Look for "icon" in each line of the entries, and return the matching lines.

┌────────

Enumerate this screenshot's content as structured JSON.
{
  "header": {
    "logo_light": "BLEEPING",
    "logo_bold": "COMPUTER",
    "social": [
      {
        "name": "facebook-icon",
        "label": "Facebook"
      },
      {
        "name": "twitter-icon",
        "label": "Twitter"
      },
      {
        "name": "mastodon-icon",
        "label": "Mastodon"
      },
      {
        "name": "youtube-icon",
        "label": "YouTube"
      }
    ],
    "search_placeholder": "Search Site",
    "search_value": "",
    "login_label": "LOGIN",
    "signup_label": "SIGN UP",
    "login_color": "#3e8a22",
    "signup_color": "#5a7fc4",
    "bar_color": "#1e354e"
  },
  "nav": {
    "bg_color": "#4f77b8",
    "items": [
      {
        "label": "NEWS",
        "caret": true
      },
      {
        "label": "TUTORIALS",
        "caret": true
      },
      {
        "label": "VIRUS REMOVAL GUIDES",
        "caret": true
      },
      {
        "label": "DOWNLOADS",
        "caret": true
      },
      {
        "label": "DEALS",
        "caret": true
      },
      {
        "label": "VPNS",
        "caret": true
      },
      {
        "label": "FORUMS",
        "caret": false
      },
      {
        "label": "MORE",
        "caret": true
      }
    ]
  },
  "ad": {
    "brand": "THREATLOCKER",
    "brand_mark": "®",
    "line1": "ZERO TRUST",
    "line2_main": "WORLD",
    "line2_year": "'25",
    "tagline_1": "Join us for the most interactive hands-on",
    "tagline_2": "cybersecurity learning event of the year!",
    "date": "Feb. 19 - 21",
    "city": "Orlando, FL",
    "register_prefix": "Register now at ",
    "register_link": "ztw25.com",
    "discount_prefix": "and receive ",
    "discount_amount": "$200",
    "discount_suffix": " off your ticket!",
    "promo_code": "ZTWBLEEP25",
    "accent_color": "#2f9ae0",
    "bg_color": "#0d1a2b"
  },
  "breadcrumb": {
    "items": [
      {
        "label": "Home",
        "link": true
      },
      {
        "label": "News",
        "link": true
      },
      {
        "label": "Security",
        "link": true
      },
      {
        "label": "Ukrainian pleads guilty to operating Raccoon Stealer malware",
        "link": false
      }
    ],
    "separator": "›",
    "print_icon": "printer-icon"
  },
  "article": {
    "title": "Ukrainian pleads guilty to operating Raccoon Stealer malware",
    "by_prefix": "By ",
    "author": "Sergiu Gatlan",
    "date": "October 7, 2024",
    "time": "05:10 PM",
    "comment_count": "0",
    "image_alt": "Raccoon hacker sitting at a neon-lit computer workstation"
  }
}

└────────

## Finished exercise
        "name": "facebook-icon",
        "name": "twitter-icon",
        "name": "mastodon-icon",
        "name": "youtube-icon",
    "print_icon": "printer-icon"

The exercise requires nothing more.